INSTRUCTIONS FOR THE TASK: Determine the number of lines in the data that contain "الثاني", and write only that number.

(Items from an interface collection)

-------

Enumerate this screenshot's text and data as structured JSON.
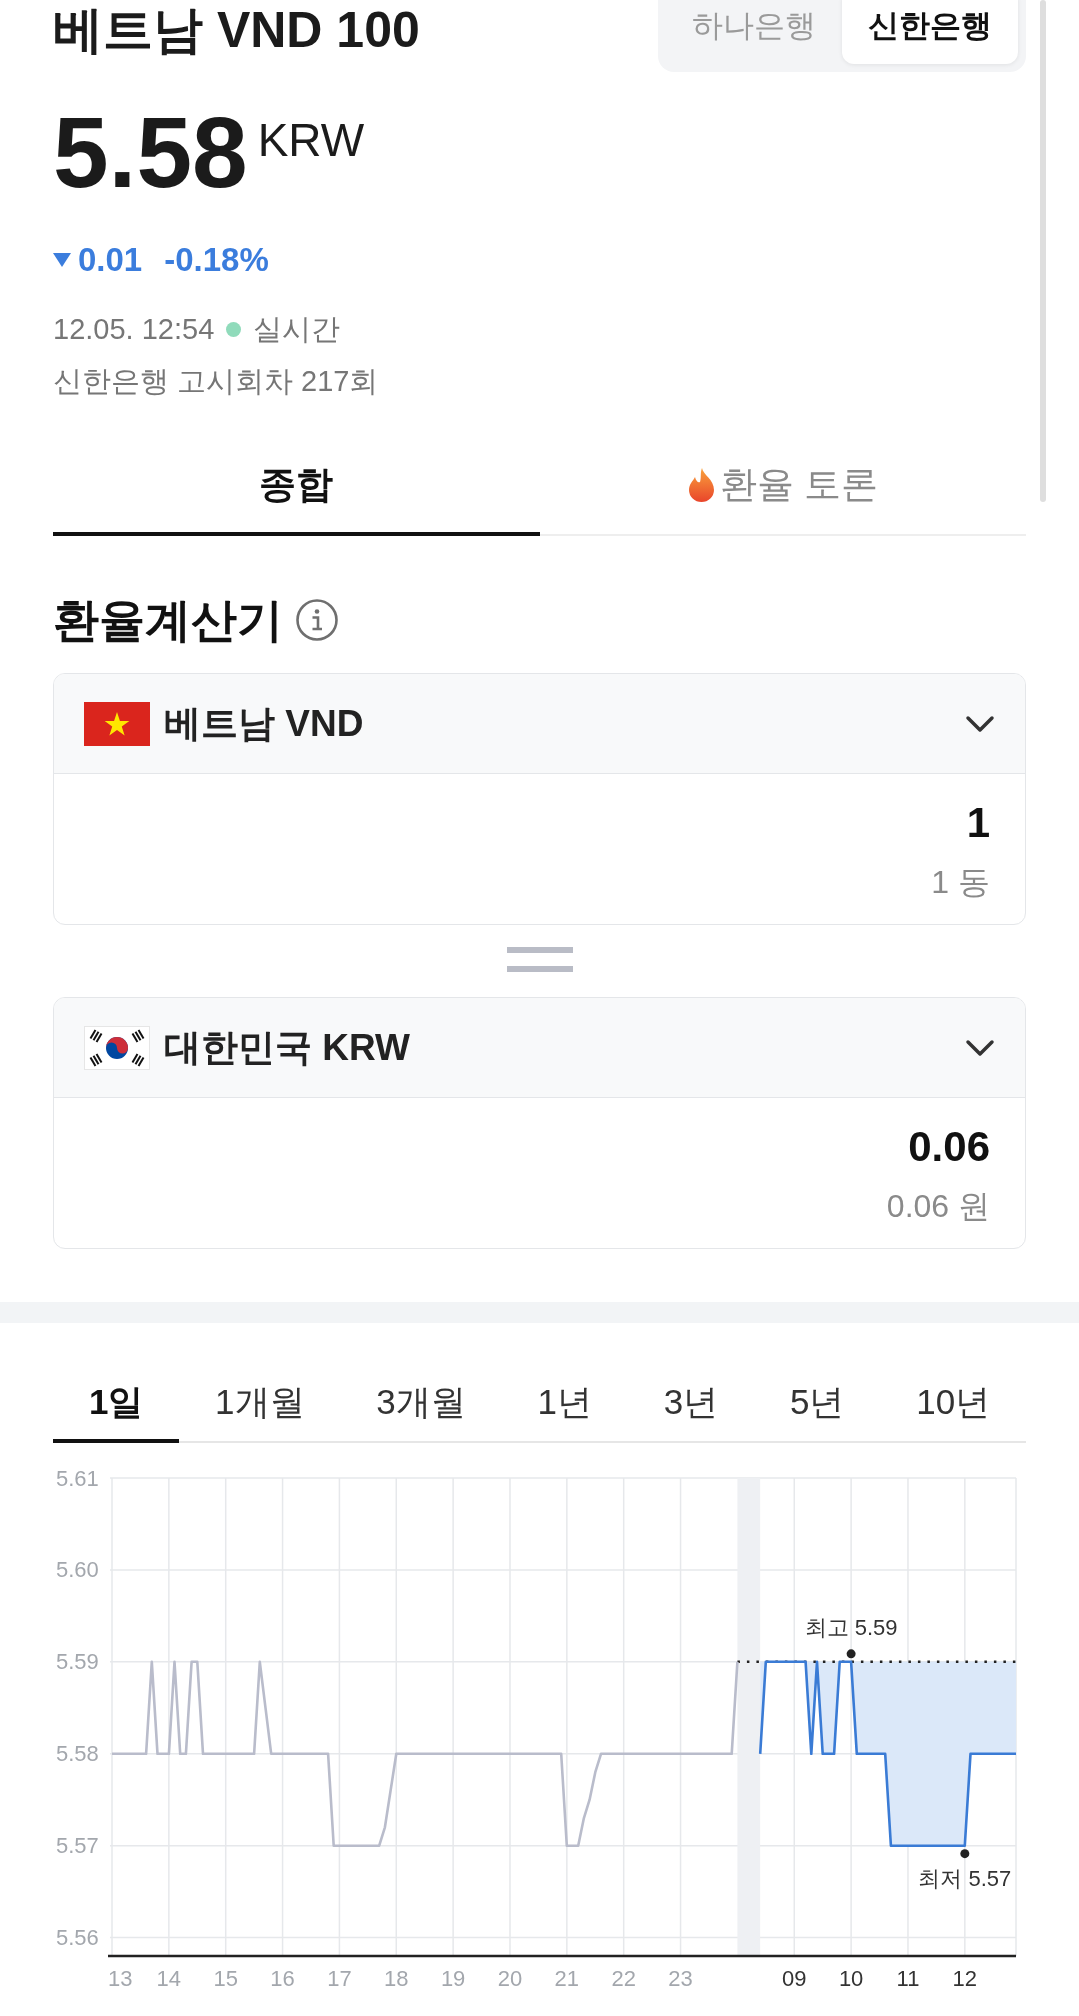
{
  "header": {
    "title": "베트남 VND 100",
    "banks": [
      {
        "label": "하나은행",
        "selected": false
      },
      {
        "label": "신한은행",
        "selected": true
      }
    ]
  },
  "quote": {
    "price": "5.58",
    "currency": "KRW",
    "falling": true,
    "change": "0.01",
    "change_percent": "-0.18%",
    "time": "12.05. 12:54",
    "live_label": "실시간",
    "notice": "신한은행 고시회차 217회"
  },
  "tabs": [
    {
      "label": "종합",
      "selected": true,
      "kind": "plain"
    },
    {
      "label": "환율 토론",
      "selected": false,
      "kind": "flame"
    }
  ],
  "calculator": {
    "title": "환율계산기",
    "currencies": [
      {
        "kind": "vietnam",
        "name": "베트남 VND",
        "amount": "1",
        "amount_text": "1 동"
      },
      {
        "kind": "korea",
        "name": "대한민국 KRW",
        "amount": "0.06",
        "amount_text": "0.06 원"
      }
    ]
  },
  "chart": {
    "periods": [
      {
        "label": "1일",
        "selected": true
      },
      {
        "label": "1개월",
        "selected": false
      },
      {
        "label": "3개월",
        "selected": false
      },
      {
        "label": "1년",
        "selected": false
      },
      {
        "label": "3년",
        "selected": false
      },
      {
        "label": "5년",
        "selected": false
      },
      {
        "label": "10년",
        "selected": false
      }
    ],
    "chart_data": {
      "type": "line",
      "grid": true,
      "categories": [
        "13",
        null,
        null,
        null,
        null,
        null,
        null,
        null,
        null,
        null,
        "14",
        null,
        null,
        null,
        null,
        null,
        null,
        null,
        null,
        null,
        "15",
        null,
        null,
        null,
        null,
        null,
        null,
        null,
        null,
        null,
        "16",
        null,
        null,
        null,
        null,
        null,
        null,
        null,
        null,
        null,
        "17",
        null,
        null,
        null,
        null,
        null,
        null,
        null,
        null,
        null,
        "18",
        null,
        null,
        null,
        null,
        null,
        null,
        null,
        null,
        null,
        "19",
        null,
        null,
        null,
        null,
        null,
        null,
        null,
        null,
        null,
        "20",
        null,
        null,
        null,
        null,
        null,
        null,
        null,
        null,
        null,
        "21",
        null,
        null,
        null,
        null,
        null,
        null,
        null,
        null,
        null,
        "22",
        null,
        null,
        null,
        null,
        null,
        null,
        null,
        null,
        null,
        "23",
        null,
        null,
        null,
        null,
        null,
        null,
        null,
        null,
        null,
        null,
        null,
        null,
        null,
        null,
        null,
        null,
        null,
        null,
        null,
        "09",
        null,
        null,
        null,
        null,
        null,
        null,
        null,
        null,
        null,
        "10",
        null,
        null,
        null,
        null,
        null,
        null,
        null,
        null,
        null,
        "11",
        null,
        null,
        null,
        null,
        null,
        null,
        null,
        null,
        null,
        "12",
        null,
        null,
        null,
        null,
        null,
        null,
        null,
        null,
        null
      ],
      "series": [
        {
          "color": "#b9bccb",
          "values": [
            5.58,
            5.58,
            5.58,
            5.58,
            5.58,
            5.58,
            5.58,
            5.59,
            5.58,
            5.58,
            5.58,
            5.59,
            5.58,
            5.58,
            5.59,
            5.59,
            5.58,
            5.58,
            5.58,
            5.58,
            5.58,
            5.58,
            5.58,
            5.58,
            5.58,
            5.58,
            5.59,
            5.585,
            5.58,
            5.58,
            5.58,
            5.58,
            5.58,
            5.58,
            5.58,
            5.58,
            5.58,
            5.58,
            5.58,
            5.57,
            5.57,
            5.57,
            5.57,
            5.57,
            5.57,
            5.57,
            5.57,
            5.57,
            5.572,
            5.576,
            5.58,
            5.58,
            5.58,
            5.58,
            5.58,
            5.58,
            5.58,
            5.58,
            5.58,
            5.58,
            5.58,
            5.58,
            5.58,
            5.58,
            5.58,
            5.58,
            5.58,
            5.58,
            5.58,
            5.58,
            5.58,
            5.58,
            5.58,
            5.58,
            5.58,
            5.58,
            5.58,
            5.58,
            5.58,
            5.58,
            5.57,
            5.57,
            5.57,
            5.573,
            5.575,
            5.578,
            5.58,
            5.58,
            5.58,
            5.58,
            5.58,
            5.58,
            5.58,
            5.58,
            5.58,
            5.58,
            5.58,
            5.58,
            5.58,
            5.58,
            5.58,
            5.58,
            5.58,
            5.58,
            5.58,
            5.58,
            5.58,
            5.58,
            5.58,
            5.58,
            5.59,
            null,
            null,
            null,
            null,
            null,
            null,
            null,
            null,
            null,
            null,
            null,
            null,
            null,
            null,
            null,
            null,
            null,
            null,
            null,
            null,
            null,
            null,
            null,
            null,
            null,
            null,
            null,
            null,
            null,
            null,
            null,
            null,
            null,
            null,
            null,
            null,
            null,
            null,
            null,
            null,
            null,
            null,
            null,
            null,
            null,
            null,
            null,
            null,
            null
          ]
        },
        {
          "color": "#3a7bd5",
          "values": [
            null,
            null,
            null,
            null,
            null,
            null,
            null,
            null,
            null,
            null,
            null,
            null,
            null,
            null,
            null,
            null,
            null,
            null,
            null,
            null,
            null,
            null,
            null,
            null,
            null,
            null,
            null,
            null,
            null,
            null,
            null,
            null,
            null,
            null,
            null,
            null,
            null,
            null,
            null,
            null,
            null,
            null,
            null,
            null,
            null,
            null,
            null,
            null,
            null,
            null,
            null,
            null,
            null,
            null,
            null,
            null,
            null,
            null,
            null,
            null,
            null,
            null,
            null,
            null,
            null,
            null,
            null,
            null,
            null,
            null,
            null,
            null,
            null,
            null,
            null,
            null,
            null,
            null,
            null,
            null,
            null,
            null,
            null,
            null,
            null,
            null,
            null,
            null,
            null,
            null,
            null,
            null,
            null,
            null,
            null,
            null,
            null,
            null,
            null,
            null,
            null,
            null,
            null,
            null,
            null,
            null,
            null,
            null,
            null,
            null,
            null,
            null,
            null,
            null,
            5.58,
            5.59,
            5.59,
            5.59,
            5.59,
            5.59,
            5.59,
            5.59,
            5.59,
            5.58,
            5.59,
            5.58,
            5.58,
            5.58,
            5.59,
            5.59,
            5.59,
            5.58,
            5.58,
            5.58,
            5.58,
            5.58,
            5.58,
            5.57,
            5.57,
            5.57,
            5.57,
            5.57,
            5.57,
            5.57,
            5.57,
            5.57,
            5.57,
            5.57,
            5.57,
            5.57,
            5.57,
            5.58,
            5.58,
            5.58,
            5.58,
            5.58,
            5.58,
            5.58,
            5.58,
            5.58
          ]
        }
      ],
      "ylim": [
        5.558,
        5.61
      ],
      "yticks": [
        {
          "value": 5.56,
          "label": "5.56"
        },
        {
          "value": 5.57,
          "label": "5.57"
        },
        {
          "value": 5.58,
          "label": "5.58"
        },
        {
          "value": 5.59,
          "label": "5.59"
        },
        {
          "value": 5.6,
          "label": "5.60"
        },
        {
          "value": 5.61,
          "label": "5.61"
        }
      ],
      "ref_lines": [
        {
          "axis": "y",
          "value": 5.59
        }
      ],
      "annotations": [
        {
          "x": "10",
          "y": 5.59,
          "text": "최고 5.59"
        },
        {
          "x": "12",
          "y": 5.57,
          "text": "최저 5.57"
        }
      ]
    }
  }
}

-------

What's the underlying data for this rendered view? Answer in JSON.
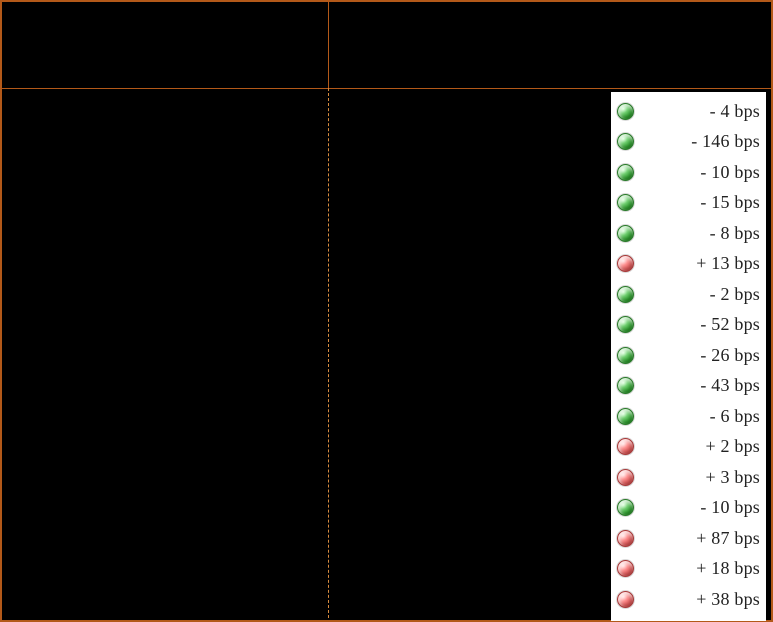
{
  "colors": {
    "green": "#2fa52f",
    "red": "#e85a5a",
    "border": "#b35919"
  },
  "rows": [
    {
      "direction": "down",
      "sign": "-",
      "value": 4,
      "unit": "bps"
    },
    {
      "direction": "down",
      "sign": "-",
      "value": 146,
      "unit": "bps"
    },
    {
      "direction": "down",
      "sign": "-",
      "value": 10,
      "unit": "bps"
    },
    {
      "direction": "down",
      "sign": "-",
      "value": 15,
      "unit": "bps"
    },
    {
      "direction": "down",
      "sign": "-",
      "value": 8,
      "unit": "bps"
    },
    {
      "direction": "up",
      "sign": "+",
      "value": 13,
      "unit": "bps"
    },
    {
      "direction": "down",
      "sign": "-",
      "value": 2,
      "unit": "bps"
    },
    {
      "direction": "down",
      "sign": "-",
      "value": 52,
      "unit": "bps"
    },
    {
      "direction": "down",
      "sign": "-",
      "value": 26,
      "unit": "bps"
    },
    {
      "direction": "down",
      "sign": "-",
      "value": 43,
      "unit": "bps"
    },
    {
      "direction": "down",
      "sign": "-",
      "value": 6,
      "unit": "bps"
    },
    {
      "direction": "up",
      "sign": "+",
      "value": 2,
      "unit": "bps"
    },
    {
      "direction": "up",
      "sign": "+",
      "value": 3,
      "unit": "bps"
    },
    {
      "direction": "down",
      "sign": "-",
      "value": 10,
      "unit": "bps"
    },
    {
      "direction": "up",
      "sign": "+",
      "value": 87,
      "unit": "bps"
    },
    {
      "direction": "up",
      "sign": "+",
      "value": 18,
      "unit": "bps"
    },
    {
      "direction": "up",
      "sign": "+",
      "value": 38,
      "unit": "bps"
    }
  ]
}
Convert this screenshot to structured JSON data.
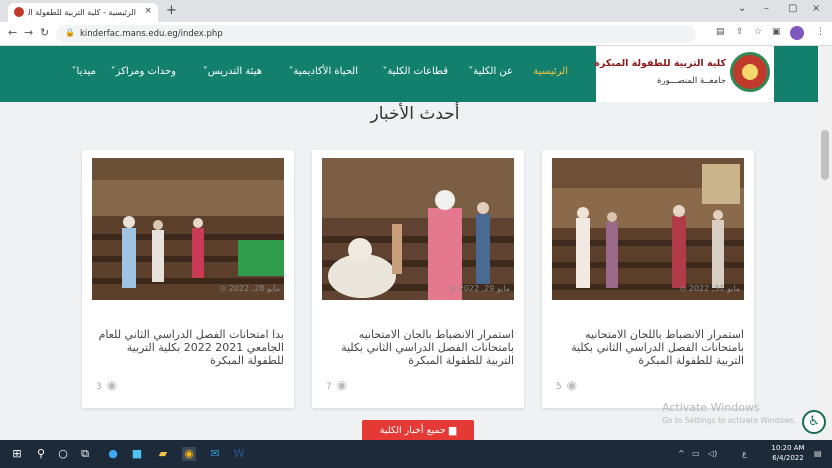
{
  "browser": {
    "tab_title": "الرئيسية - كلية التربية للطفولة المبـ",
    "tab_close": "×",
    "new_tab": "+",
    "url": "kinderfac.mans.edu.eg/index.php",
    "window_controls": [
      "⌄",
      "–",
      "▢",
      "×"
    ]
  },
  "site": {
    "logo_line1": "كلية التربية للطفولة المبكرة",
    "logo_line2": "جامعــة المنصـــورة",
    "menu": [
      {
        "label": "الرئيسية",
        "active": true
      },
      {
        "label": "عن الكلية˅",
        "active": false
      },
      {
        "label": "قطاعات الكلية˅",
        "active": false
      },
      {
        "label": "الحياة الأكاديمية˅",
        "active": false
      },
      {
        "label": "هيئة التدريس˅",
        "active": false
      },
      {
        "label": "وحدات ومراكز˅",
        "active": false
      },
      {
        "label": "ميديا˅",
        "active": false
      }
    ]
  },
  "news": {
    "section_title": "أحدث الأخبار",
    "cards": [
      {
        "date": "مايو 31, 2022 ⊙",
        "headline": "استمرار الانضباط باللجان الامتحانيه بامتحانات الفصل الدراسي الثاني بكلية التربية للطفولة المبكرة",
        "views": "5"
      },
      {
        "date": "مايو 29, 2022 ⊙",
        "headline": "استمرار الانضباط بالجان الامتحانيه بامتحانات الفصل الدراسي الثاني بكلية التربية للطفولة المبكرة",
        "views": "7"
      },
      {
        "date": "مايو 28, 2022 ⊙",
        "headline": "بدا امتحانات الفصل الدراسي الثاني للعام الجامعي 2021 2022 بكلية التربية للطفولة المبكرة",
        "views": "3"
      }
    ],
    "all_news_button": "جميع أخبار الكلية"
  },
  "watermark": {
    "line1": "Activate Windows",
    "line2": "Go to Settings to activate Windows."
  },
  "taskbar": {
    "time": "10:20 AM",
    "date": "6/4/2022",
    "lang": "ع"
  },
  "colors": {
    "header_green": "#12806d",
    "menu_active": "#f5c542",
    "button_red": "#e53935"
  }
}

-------

PROBLEM SOLUTION: 3